Instructions to follow: Lines of the listing that contain "Click" need to be copied.
═════ Exercise materials
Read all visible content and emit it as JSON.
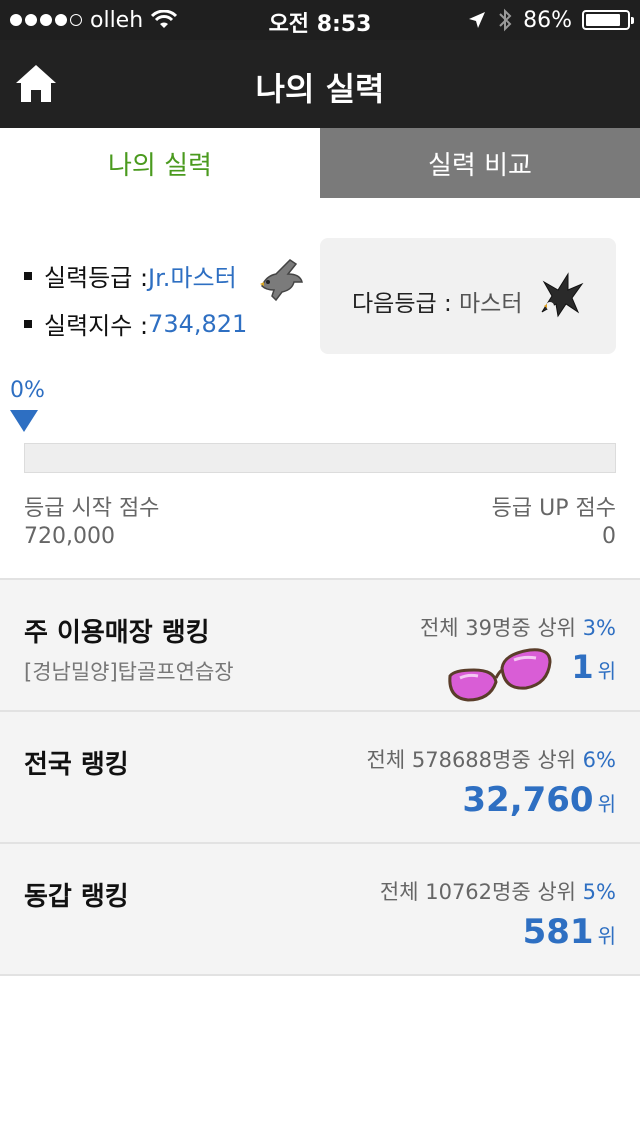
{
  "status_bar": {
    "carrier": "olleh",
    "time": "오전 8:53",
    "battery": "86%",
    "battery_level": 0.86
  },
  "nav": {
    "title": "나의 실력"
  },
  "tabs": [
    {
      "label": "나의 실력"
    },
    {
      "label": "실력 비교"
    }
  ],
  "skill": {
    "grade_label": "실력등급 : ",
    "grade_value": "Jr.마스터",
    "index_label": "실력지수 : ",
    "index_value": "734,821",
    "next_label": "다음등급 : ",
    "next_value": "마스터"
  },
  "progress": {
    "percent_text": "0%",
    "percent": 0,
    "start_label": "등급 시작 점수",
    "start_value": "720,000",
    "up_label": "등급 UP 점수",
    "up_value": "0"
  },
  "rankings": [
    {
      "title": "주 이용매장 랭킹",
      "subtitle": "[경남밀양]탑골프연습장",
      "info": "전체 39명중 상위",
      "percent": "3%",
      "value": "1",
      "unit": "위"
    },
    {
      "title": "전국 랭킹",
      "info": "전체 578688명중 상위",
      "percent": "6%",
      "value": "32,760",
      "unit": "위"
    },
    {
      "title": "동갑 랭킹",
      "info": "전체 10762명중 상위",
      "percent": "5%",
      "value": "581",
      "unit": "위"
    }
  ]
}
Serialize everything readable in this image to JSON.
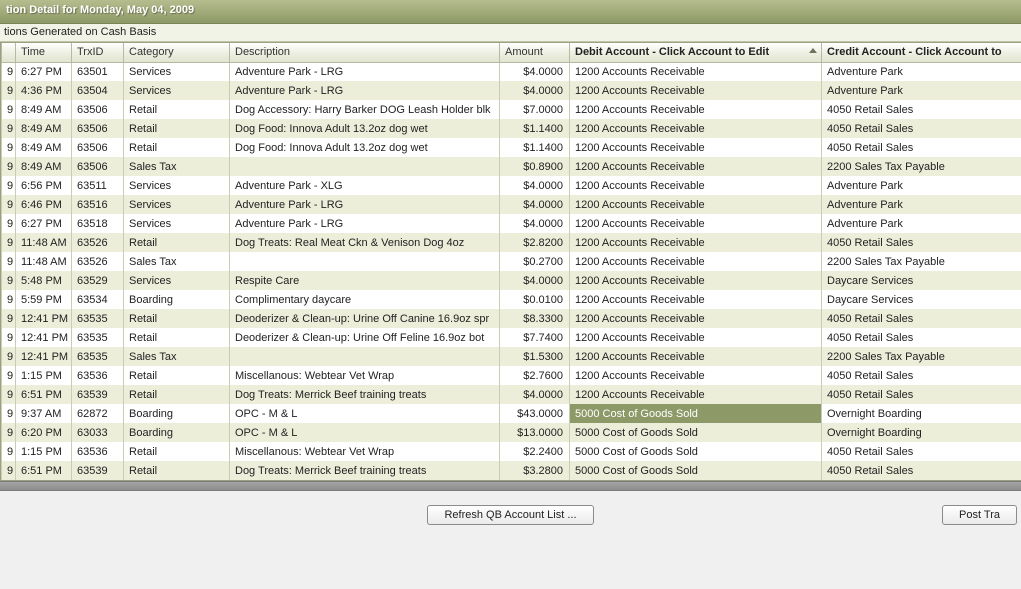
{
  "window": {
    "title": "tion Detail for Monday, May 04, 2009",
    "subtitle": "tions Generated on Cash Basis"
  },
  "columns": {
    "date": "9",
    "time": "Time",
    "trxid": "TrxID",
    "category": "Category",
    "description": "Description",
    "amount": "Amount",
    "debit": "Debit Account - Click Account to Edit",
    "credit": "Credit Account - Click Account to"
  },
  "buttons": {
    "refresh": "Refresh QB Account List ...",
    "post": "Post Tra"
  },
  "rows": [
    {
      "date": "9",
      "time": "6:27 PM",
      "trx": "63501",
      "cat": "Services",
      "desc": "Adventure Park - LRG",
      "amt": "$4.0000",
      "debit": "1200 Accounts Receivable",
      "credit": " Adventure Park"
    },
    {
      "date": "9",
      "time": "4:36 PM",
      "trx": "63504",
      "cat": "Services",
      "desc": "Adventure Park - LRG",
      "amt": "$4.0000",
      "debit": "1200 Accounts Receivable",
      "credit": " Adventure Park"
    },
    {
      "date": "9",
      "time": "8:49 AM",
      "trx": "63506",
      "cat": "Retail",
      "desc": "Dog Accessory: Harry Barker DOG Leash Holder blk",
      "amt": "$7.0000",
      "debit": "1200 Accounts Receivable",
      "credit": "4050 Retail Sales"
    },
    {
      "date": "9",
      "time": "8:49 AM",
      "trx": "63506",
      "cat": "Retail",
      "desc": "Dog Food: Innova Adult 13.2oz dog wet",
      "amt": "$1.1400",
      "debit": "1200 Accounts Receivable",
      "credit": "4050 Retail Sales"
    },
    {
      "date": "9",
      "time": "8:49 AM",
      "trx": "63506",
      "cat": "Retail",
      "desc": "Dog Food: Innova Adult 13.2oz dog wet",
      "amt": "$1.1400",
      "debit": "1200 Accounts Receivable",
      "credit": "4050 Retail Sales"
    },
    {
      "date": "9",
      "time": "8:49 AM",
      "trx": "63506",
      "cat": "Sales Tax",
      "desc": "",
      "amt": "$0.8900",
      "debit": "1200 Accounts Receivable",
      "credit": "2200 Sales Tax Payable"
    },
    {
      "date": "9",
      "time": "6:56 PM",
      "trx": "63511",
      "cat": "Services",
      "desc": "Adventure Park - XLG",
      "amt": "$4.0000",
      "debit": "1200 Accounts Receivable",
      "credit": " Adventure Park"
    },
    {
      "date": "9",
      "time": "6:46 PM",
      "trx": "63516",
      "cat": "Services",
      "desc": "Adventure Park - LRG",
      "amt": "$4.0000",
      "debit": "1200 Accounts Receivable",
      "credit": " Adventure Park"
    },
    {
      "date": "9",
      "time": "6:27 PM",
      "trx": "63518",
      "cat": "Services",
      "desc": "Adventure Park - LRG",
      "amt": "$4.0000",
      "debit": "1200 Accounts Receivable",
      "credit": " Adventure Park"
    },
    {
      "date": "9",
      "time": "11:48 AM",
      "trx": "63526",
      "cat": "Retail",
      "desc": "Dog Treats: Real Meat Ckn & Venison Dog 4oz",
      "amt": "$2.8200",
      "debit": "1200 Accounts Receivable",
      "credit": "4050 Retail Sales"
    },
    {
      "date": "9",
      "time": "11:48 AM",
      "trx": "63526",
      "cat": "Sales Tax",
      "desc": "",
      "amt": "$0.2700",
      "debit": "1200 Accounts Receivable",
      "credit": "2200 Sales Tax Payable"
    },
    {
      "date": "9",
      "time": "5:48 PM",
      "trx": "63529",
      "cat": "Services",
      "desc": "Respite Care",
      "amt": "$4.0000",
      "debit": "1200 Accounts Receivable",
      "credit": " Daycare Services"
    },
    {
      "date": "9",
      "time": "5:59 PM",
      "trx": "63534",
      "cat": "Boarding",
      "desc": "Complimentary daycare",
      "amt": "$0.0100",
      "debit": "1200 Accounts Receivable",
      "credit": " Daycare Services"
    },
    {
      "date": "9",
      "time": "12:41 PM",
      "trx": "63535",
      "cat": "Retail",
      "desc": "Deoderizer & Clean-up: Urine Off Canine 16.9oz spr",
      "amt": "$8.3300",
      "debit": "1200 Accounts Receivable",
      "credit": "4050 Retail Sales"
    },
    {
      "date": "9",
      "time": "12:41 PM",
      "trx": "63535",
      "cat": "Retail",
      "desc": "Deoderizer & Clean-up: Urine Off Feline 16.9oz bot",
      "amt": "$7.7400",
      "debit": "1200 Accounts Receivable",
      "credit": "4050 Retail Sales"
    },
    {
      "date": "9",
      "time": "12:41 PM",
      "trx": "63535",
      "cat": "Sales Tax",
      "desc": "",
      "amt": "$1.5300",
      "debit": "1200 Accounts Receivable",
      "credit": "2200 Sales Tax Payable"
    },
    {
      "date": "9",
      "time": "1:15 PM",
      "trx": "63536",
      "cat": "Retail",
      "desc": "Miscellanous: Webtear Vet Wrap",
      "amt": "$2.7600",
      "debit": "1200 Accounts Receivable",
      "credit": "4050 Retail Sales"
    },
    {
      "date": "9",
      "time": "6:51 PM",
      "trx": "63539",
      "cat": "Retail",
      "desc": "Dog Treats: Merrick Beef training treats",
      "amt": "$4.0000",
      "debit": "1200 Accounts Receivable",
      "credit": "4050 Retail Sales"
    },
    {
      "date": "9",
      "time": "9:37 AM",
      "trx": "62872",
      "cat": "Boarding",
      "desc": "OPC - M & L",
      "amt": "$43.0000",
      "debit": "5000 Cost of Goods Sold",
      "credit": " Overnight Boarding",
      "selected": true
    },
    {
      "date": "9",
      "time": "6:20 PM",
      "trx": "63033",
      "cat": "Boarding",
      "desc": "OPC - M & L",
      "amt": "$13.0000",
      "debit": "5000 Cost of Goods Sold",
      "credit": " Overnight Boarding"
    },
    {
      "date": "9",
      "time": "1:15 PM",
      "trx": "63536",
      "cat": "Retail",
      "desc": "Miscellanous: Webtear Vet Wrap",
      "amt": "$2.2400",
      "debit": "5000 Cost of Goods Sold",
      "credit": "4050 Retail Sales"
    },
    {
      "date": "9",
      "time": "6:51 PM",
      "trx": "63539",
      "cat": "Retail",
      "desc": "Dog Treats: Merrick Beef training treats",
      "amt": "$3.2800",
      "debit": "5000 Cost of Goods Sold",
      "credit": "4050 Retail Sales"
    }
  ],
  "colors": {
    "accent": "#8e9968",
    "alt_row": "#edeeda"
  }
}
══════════
Answer section:
    "debit": "Debit Account - Click Account to Edit",
    "credit": "Credit Account - Click Account to"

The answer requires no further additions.